VANCOUVER – For five years, Amy Bratton never had any trouble with the landlords of her Kitsilano suite. They even knocked money off her rent when she took care and maintained the seven-unit building.
But that all changed eight months ago when the landlords decided to sell the stucco-covered house-turned-apartment building at the corner of Balsam and 3rd Avenue to new owners.
Now Bratton and her husband Tim say they are facing a so-called “renoviction” — a tactic in which landlords attempt to kick out renters under the guise of renovating the suites before substantially raising the rents.
The trend, which began in the West End 2007, is spreading across the region as landlords use tactics such as not replacing lights and increasing laundry costs, to force long-term tenants out.
Within days of taking ownership last December, the new landlords in the Bratton’s building renovated an empty suite and raised the rent from $750 to $1,075 — the same amount the Brattons pay for their one-bedroom suite. “It’s been a real source of frustration,” Tim Bratton said. “This is a place we have made our first home in … we feel powerless to do anything about it. The current law does not provide enough protection for us as tenants.”
The Brattons were among about 30 people — including NDP MLA Spencer Chandra Herbert and Vancouver-Point Grey byelection candidate David Eby — who rallied in the rain outside their apartment building Saturday to raise awareness of their plight and call for the Liberal government to impose stronger eviction protection laws to balance the rights of both landlords and tenants.
Many carried placards reading: Eviction: Are you next? and No tenant in B.C. safe from renoviction.
“I’ve seen this story play out again and again across B.C.,” said Herbert, who has introduced new legislation aimed at prohibiting landlords from using the tactics. “The vast majority of landlords are good. They work with residents. They don’t attempt to kick people out so they can jack up the rents.”
Herbert noted in some cases, the renovation only involves a fresh coat of paint and new cabinets yet the rent is inflated by 73 per cent.
The renoviction situation first arose in Vancouver’s West End, where residents continue to fight against what they say is a legal loophole in the Residential Tenancy Act that allows for such evictions.
Many of the people at Saturday’s rally were survivors of other apartments where renovation notices had been served.
The residents want changes to Section 49 (6) (b), of the act. It says a landlord may end a tenancy if the landlord has all the necessary permits and intends in good faith, to renovate or repair the rental unit in a manner that requires the rental unit to be vacant.
More than 50 buildings have been tracked for renovictions in the past few years, according to Sharon Isaak, of Renters at Risk, who is still at her West End apartment after fighting her own eviction notice in the courts.
But Isaak noted that many tenants tend to give in because they don’t have the time, money or energy to fight the eviction notices, especially once the landlord starts withholding services or ripping up carpets, making their home seem uninhabitable.

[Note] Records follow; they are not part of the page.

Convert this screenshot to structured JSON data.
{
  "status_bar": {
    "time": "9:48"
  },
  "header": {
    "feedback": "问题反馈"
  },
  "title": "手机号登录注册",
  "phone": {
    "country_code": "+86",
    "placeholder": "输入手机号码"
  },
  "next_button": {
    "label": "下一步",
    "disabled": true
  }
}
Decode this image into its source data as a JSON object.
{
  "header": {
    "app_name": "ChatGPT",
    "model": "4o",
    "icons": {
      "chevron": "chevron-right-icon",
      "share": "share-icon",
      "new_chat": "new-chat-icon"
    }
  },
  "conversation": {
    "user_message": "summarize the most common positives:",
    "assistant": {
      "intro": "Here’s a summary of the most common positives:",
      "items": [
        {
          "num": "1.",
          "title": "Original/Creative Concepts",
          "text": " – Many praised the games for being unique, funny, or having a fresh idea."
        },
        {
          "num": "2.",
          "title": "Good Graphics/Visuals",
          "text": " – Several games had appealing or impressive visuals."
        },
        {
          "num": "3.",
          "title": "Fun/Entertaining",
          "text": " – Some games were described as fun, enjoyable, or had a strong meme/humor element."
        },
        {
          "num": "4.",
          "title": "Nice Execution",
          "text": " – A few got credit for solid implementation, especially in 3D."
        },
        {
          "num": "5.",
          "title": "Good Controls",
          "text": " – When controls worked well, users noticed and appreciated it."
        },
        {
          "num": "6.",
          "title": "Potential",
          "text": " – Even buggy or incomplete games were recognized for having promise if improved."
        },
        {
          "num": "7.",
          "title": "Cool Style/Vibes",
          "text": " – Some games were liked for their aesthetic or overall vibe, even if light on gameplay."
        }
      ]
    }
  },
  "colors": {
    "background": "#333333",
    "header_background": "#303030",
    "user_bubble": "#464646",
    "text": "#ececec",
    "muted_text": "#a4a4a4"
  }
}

“Tenants don’t want to go public about it; it’s too stressful,” she said. “It wasn’t that widespread before but now more people are doing it.”
Eby, who is running against Premier Christy Clark for the Vancouver-Point Grey seat in a byelection Wednesday, promised to work with tenants and stand up for renters.
Bratton, who has lived in the suite for five years — and the last eight months with Tim after they got married — said the landlords have given them a smaller storage space with no electrical lighting and have not replaced the light bulbs at the front and back of the building.
“It’s been stressful,” she said.
Added Tim: “This has shown us how vulnerable we are as renters. You don’t know when a landlord can come in and push you around. We have the resources to move and relocate but we know a lot of people who can’t.”